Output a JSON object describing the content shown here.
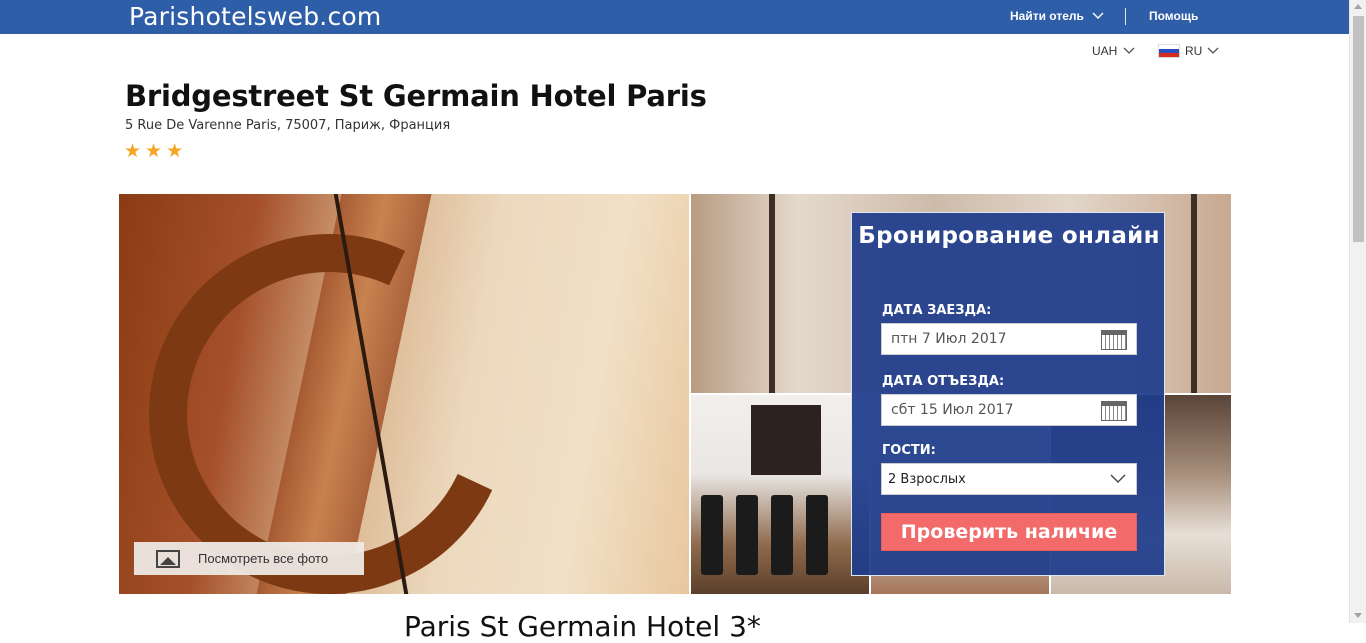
{
  "header": {
    "brand": "Parishotelsweb.com",
    "find_hotel_label": "Найти отель",
    "help_label": "Помощь",
    "currency": "UAH",
    "language": "RU"
  },
  "hotel": {
    "name": "Bridgestreet St Germain Hotel Paris",
    "address": "5 Rue De Varenne Paris, 75007, Париж, Франция",
    "stars": 3
  },
  "gallery": {
    "view_all_label": "Посмотреть все фото"
  },
  "booking": {
    "title": "Бронирование онлайн",
    "checkin_label": "ДАТА ЗАЕЗДА:",
    "checkin_value": "птн 7 Июл 2017",
    "checkout_label": "ДАТА ОТЪЕЗДА:",
    "checkout_value": "сбт 15 Июл 2017",
    "guests_label": "ГОСТИ:",
    "guests_value": "2 Взрослых",
    "submit_label": "Проверить наличие"
  },
  "content": {
    "subheading": "Paris St Germain Hotel 3*"
  },
  "colors": {
    "topbar": "#2f5ea8",
    "booking_panel": "#1e3c8c",
    "cta": "#f36a6a",
    "star": "#f5a623"
  }
}
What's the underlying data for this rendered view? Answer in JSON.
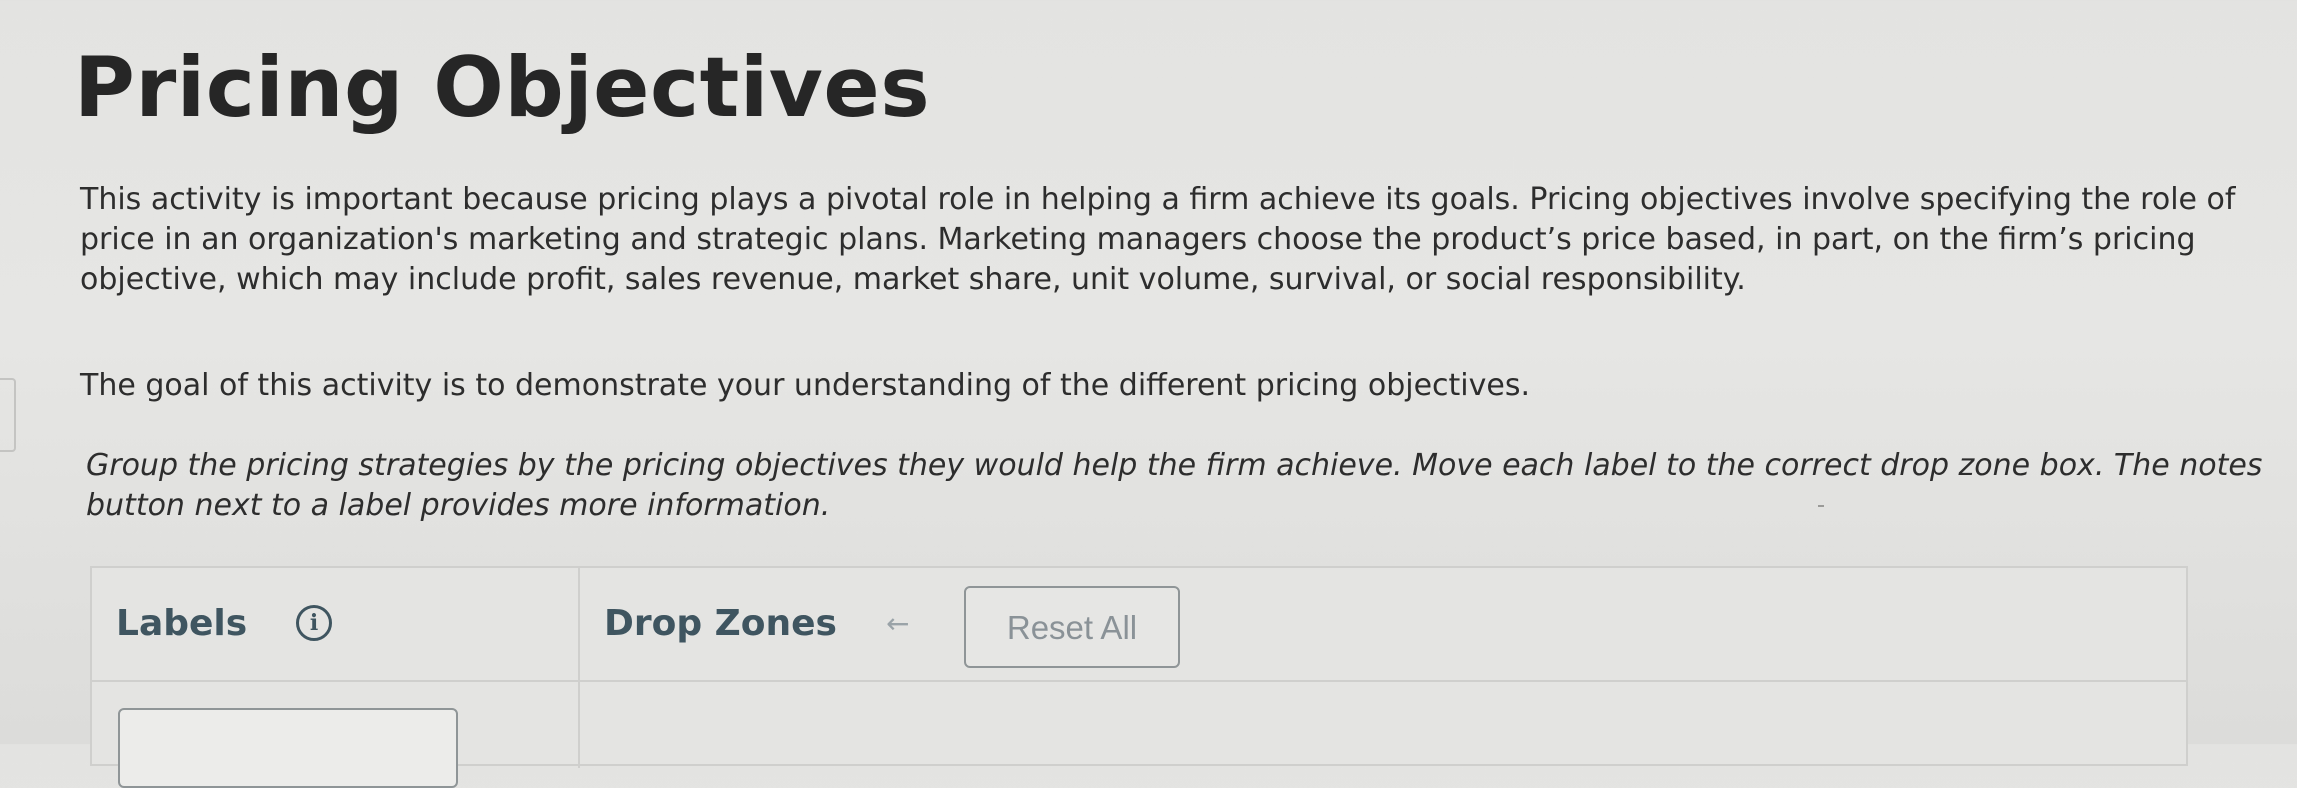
{
  "page": {
    "title": "Pricing Objectives",
    "intro": "This activity is important because pricing plays a pivotal role in helping a firm achieve its goals. Pricing objectives involve specifying the role of price in an organization's marketing and strategic plans. Marketing managers choose the product’s price based, in part, on the firm’s pricing objective, which may include profit, sales revenue, market share, unit volume, survival, or social responsibility.",
    "goal": "The goal of this activity is to demonstrate your understanding of the different pricing objectives.",
    "instructions": "Group the pricing strategies by the pricing objectives they would help the firm achieve. Move each label to the correct drop zone box. The notes button next to a label provides more information."
  },
  "activity": {
    "labels_heading": "Labels",
    "info_icon": "info-icon",
    "info_glyph": "i",
    "dropzones_heading": "Drop Zones",
    "undo_icon": "undo-icon",
    "undo_glyph": "←",
    "reset_button": "Reset All"
  },
  "colors": {
    "heading": "#3f5560",
    "button_text": "#8a9297",
    "border": "#cfcfcd"
  }
}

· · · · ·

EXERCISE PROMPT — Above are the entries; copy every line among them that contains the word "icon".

TASK RESPONSE —
    "info_icon": "info-icon",
    "undo_icon": "undo-icon",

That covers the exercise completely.